The primary concern of the Sabbath, then, is rest for all. Related to this, the second concern, as mentioned above, is welfare of the poor and vulnerable. Slaves and household animals (e.g., ox and donkey) could easily be exploited because they are voiceless. The Sabbath command requires the masters to give them rest once a week and not exploit them. Moreover, the sabbatical year included cancellation of debts (Deut 15:1–11) and release of slaves (Exod 21:2–11; Deut 15:12–18), and the year of Jubilee involved returning the land to the original owner who had sold it due to poverty (Lev 25). All these show that God cares for the poor, weak and vulnerable, and hence, the church/Christians also need to be concerned about them and work for their welfare.

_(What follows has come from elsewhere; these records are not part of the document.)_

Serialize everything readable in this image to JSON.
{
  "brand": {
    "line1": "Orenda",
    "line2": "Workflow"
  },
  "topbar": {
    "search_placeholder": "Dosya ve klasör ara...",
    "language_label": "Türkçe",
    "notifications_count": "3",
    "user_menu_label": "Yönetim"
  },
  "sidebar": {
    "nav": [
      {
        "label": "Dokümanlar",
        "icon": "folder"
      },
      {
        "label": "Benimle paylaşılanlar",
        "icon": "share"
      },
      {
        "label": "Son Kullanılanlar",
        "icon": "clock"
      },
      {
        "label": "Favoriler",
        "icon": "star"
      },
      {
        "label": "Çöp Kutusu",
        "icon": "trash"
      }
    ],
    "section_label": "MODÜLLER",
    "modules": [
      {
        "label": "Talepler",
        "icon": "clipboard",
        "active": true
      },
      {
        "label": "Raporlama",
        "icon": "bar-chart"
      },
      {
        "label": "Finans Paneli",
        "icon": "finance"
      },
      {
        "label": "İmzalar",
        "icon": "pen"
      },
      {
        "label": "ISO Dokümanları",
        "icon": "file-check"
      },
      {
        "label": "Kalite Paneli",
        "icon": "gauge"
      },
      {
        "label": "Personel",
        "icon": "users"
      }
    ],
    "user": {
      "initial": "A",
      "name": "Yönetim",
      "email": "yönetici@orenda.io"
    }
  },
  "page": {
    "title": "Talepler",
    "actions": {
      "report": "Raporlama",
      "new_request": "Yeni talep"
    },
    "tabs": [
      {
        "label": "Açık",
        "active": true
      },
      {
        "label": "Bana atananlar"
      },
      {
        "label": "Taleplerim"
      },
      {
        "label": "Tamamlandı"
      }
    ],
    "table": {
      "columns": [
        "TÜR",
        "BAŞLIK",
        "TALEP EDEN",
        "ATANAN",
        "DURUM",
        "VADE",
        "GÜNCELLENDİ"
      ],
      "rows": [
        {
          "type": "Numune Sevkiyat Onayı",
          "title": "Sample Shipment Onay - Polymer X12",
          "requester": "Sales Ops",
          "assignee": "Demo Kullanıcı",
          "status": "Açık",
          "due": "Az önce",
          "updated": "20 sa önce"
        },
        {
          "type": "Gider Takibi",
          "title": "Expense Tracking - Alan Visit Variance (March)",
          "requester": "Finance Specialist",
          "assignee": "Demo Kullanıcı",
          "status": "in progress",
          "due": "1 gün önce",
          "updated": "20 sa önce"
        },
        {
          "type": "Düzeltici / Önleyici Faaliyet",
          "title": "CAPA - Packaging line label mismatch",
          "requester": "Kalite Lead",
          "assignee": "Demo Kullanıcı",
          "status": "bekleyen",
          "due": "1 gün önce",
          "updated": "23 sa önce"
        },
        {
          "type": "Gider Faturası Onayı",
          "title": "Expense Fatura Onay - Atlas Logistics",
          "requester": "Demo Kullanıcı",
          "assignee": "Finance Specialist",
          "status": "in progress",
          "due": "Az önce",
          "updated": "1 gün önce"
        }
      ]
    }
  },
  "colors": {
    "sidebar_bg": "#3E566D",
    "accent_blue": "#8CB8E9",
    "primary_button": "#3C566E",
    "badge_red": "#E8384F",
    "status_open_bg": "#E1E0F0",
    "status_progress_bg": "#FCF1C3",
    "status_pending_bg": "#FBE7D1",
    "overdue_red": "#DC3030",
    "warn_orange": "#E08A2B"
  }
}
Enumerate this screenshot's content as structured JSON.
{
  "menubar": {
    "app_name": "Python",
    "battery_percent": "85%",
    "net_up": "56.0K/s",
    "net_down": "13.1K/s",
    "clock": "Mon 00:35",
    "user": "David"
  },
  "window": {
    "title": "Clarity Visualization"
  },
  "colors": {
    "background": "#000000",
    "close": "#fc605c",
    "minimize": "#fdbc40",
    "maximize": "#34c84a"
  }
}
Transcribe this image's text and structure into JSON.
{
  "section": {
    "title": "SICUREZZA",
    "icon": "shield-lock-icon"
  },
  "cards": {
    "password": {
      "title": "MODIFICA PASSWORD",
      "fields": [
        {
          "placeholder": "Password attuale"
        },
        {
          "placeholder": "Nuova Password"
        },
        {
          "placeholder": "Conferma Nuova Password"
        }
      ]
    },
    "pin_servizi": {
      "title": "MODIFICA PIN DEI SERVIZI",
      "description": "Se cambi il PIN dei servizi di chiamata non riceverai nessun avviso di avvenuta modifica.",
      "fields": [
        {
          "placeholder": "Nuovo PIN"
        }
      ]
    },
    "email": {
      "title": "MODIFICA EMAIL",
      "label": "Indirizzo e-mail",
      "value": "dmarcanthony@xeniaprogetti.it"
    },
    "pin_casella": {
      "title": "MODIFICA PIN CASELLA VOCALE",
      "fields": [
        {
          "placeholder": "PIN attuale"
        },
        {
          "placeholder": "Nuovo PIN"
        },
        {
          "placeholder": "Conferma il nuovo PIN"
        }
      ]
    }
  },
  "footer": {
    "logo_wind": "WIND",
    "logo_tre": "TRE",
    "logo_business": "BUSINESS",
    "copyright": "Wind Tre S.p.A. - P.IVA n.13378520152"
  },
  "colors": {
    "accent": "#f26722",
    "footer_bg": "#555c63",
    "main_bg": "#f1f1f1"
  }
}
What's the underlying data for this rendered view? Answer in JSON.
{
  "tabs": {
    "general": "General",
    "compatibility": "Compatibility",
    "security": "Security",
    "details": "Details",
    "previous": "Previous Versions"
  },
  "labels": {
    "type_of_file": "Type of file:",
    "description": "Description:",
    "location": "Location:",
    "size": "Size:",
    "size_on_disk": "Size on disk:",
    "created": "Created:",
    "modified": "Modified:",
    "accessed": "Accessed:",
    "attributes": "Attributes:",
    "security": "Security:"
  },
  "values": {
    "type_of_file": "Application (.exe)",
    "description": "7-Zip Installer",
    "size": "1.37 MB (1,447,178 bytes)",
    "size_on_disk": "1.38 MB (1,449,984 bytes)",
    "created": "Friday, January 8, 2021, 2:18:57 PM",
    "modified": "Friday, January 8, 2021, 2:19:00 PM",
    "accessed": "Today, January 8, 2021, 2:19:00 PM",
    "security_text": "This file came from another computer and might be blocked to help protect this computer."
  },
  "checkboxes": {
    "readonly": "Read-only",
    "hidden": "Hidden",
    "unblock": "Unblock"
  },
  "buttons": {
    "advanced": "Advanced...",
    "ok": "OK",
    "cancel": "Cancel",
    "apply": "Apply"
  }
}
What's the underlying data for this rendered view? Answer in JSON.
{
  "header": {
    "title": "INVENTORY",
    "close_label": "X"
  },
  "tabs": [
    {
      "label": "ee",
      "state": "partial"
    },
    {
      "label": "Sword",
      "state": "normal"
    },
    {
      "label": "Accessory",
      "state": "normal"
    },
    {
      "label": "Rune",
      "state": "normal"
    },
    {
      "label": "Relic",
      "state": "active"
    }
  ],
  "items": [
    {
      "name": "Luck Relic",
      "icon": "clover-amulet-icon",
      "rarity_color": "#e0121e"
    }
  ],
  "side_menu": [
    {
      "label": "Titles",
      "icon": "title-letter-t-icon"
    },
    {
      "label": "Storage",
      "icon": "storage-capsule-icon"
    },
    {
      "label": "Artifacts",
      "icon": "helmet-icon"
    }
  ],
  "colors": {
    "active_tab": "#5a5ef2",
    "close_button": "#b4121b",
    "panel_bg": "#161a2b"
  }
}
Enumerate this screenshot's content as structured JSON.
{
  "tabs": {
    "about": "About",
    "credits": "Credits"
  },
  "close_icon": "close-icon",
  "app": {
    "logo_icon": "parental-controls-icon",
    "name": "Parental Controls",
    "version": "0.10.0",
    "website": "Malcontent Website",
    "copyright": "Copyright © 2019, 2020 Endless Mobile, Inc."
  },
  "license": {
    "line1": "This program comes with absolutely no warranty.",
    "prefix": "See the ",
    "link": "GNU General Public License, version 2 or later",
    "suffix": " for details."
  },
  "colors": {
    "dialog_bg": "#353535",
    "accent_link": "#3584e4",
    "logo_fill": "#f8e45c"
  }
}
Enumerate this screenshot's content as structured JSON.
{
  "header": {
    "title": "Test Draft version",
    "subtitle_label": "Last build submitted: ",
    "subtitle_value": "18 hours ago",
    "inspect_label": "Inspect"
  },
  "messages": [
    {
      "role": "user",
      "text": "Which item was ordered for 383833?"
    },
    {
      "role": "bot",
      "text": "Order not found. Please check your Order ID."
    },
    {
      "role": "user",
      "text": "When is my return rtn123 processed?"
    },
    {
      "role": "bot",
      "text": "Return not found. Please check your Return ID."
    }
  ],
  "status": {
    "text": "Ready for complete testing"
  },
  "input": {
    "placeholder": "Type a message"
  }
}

Finally, a word on worship! As one observed the Sabbath and asked themselves the reason for doing so, the answer would be twofold: the God, who gave us this command, is the Creator (Exod 20:11) and the Redeemer—the Deuteronomic version looks back at the redemption from Egypt as the rationale for keeping the Sabbath (Deut 5:15). As such, he deserves worship but no such command is given in Sabbath regulations. Worship, then, would happen at a personal or familial level, not corporate with sacred assemblies. The practice of assembling together on the Sabbath probably began in the Second Temple Period (or intertestamental period) with the beginning of the synagogues. The Church most likely learned this practice from the Jewish people, the early Christians being primarily Jews. Nowhere in the OT does the Sabbath command require corporate assembly. Corporate worship is essential—weekly as well as on other occasions—but that is not keeping the Sabbath. The Sabbath day was kept holy (see Exod 20:8; Deut 5:12) by setting it apart as the day of rest as opposed to the other six days that are the work-days. No corporate assembly was necessary to “keep it holy.” In fact, I would argue that refraining from work and resting as an imitation of the Lord is in itself sacred and qualifies as “worship”! The Sabbath rest is a precious gift from the Lord in the midst of our endless toil under the sun and hence should not be seen as laziness. Therefore, I invite you to say yes to the Sabbath!